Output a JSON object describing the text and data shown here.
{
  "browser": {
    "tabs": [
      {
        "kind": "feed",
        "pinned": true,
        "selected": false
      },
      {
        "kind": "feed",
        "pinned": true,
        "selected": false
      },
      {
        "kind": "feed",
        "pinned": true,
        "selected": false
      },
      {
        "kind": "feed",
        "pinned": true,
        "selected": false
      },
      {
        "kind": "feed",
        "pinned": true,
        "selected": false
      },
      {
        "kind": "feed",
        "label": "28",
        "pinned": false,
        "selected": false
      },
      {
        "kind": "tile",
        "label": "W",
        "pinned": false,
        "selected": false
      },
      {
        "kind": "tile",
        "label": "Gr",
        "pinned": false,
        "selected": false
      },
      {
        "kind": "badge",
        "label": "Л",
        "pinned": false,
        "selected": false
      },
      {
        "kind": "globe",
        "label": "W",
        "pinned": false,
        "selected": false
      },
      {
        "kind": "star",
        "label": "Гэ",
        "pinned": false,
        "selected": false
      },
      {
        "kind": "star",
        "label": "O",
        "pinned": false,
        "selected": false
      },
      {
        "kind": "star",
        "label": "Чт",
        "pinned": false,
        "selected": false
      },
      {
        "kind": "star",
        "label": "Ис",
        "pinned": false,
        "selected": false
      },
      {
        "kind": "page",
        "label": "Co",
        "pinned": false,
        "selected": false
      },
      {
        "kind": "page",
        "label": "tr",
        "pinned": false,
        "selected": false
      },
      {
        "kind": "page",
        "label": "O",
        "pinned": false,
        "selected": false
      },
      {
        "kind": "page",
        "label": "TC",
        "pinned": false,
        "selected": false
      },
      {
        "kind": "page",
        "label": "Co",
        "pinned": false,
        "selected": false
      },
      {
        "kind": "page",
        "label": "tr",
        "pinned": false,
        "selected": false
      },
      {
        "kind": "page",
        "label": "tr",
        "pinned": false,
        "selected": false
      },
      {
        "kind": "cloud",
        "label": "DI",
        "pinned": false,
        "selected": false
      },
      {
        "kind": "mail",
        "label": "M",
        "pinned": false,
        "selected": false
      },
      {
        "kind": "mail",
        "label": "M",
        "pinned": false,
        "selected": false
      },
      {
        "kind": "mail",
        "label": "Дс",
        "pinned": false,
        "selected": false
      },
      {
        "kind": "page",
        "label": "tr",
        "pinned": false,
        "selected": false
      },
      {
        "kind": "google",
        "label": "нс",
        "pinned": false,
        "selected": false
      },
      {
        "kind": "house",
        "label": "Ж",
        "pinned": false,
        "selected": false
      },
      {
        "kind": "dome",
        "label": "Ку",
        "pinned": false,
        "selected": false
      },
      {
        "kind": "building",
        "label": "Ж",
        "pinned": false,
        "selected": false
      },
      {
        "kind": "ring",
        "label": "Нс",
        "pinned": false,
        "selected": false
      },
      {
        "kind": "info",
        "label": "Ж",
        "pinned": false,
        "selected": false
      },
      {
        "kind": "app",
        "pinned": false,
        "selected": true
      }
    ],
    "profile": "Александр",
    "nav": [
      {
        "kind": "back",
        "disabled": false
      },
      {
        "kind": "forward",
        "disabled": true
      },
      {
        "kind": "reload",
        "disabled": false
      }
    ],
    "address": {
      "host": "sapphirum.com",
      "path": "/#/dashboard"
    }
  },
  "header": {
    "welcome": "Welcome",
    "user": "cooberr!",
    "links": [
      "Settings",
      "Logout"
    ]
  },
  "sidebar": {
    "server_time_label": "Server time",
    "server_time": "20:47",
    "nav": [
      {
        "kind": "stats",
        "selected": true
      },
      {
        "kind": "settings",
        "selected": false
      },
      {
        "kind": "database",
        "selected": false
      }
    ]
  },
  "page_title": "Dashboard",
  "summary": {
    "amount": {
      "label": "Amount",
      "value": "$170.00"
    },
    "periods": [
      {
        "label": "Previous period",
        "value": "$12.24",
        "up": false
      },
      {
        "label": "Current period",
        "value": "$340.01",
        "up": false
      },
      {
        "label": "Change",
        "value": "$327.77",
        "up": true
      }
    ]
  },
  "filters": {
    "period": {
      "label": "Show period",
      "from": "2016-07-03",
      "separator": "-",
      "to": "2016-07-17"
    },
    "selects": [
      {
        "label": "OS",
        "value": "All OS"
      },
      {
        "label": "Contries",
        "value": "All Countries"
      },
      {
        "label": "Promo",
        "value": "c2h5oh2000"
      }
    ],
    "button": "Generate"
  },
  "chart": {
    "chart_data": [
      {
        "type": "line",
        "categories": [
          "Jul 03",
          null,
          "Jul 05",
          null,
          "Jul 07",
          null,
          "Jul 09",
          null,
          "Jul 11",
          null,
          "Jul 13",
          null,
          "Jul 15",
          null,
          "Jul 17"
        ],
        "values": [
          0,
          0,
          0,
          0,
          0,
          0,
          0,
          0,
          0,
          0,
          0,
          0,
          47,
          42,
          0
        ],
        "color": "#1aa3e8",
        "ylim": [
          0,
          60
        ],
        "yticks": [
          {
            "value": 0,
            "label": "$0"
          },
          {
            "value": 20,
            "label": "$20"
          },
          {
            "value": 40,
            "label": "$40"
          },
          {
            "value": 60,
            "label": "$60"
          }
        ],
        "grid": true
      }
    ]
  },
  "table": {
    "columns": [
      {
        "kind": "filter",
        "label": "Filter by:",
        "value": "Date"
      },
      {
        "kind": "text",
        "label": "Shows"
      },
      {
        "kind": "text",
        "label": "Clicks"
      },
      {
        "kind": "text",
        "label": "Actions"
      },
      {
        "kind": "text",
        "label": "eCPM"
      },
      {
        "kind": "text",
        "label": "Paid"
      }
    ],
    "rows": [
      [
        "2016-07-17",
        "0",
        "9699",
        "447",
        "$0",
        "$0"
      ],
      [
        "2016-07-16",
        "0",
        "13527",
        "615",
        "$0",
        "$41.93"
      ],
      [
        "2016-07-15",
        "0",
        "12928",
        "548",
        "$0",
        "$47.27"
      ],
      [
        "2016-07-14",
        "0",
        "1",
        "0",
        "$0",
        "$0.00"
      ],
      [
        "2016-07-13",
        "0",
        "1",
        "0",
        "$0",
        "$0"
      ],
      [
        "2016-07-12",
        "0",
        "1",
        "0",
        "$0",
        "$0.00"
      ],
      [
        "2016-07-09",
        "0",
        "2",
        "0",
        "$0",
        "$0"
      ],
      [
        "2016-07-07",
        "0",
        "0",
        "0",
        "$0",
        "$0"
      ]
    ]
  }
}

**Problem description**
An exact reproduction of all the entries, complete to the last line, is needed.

**Solution to the problem**
Output a JSON object describing the text and data shown here.
{
  "browser": {
    "tabs": [
      {
        "kind": "feed",
        "pinned": true,
        "selected": false
      },
      {
        "kind": "feed",
        "pinned": true,
        "selected": false
      },
      {
        "kind": "feed",
        "pinned": true,
        "selected": false
      },
      {
        "kind": "feed",
        "pinned": true,
        "selected": false
      },
      {
        "kind": "feed",
        "pinned": true,
        "selected": false
      },
      {
        "kind": "feed",
        "label": "28",
        "pinned": false,
        "selected": false
      },
      {
        "kind": "tile",
        "label": "W",
        "pinned": false,
        "selected": false
      },
      {
        "kind": "tile",
        "label": "Gr",
        "pinned": false,
        "selected": false
      },
      {
        "kind": "badge",
        "label": "Л",
        "pinned": false,
        "selected": false
      },
      {
        "kind": "globe",
        "label": "W",
        "pinned": false,
        "selected": false
      },
      {
        "kind": "star",
        "label": "Гэ",
        "pinned": false,
        "selected": false
      },
      {
        "kind": "star",
        "label": "O",
        "pinned": false,
        "selected": false
      },
      {
        "kind": "star",
        "label": "Чт",
        "pinned": false,
        "selected": false
      },
      {
        "kind": "star",
        "label": "Ис",
        "pinned": false,
        "selected": false
      },
      {
        "kind": "page",
        "label": "Co",
        "pinned": false,
        "selected": false
      },
      {
        "kind": "page",
        "label": "tr",
        "pinned": false,
        "selected": false
      },
      {
        "kind": "page",
        "label": "O",
        "pinned": false,
        "selected": false
      },
      {
        "kind": "page",
        "label": "TC",
        "pinned": false,
        "selected": false
      },
      {
        "kind": "page",
        "label": "Co",
        "pinned": false,
        "selected": false
      },
      {
        "kind": "page",
        "label": "tr",
        "pinned": false,
        "selected": false
      },
      {
        "kind": "page",
        "label": "tr",
        "pinned": false,
        "selected": false
      },
      {
        "kind": "cloud",
        "label": "DI",
        "pinned": false,
        "selected": false
      },
      {
        "kind": "mail",
        "label": "M",
        "pinned": false,
        "selected": false
      },
      {
        "kind": "mail",
        "label": "M",
        "pinned": false,
        "selected": false
      },
      {
        "kind": "mail",
        "label": "Дс",
        "pinned": false,
        "selected": false
      },
      {
        "kind": "page",
        "label": "tr",
        "pinned": false,
        "selected": false
      },
      {
        "kind": "google",
        "label": "нс",
        "pinned": false,
        "selected": false
      },
      {
        "kind": "house",
        "label": "Ж",
        "pinned": false,
        "selected": false
      },
      {
        "kind": "dome",
        "label": "Ку",
        "pinned": false,
        "selected": false
      },
      {
        "kind": "building",
        "label": "Ж",
        "pinned": false,
        "selected": false
      },
      {
        "kind": "ring",
        "label": "Нс",
        "pinned": false,
        "selected": false
      },
      {
        "kind": "info",
        "label": "Ж",
        "pinned": false,
        "selected": false
      },
      {
        "kind": "app",
        "pinned": false,
        "selected": true
      }
    ],
    "profile": "Александр",
    "nav": [
      {
        "kind": "back",
        "disabled": false
      },
      {
        "kind": "forward",
        "disabled": true
      },
      {
        "kind": "reload",
        "disabled": false
      }
    ],
    "address": {
      "host": "sapphirum.com",
      "path": "/#/dashboard"
    }
  },
  "header": {
    "welcome": "Welcome",
    "user": "cooberr!",
    "links": [
      "Settings",
      "Logout"
    ]
  },
  "sidebar": {
    "server_time_label": "Server time",
    "server_time": "20:47",
    "nav": [
      {
        "kind": "stats",
        "selected": true
      },
      {
        "kind": "settings",
        "selected": false
      },
      {
        "kind": "database",
        "selected": false
      }
    ]
  },
  "page_title": "Dashboard",
  "summary": {
    "amount": {
      "label": "Amount",
      "value": "$170.00"
    },
    "periods": [
      {
        "label": "Previous period",
        "value": "$12.24",
        "up": false
      },
      {
        "label": "Current period",
        "value": "$340.01",
        "up": false
      },
      {
        "label": "Change",
        "value": "$327.77",
        "up": true
      }
    ]
  },
  "filters": {
    "period": {
      "label": "Show period",
      "from": "2016-07-03",
      "separator": "-",
      "to": "2016-07-17"
    },
    "selects": [
      {
        "label": "OS",
        "value": "All OS"
      },
      {
        "label": "Contries",
        "value": "All Countries"
      },
      {
        "label": "Promo",
        "value": "c2h5oh2000"
      }
    ],
    "button": "Generate"
  },
  "chart": {
    "chart_data": [
      {
        "type": "line",
        "categories": [
          "Jul 03",
          null,
          "Jul 05",
          null,
          "Jul 07",
          null,
          "Jul 09",
          null,
          "Jul 11",
          null,
          "Jul 13",
          null,
          "Jul 15",
          null,
          "Jul 17"
        ],
        "values": [
          0,
          0,
          0,
          0,
          0,
          0,
          0,
          0,
          0,
          0,
          0,
          0,
          47,
          42,
          0
        ],
        "color": "#1aa3e8",
        "ylim": [
          0,
          60
        ],
        "yticks": [
          {
            "value": 0,
            "label": "$0"
          },
          {
            "value": 20,
            "label": "$20"
          },
          {
            "value": 40,
            "label": "$40"
          },
          {
            "value": 60,
            "label": "$60"
          }
        ],
        "grid": true
      }
    ]
  },
  "table": {
    "columns": [
      {
        "kind": "filter",
        "label": "Filter by:",
        "value": "Date"
      },
      {
        "kind": "text",
        "label": "Shows"
      },
      {
        "kind": "text",
        "label": "Clicks"
      },
      {
        "kind": "text",
        "label": "Actions"
      },
      {
        "kind": "text",
        "label": "eCPM"
      },
      {
        "kind": "text",
        "label": "Paid"
      }
    ],
    "rows": [
      [
        "2016-07-17",
        "0",
        "9699",
        "447",
        "$0",
        "$0"
      ],
      [
        "2016-07-16",
        "0",
        "13527",
        "615",
        "$0",
        "$41.93"
      ],
      [
        "2016-07-15",
        "0",
        "12928",
        "548",
        "$0",
        "$47.27"
      ],
      [
        "2016-07-14",
        "0",
        "1",
        "0",
        "$0",
        "$0.00"
      ],
      [
        "2016-07-13",
        "0",
        "1",
        "0",
        "$0",
        "$0"
      ],
      [
        "2016-07-12",
        "0",
        "1",
        "0",
        "$0",
        "$0.00"
      ],
      [
        "2016-07-09",
        "0",
        "2",
        "0",
        "$0",
        "$0"
      ],
      [
        "2016-07-07",
        "0",
        "0",
        "0",
        "$0",
        "$0"
      ]
    ]
  }
}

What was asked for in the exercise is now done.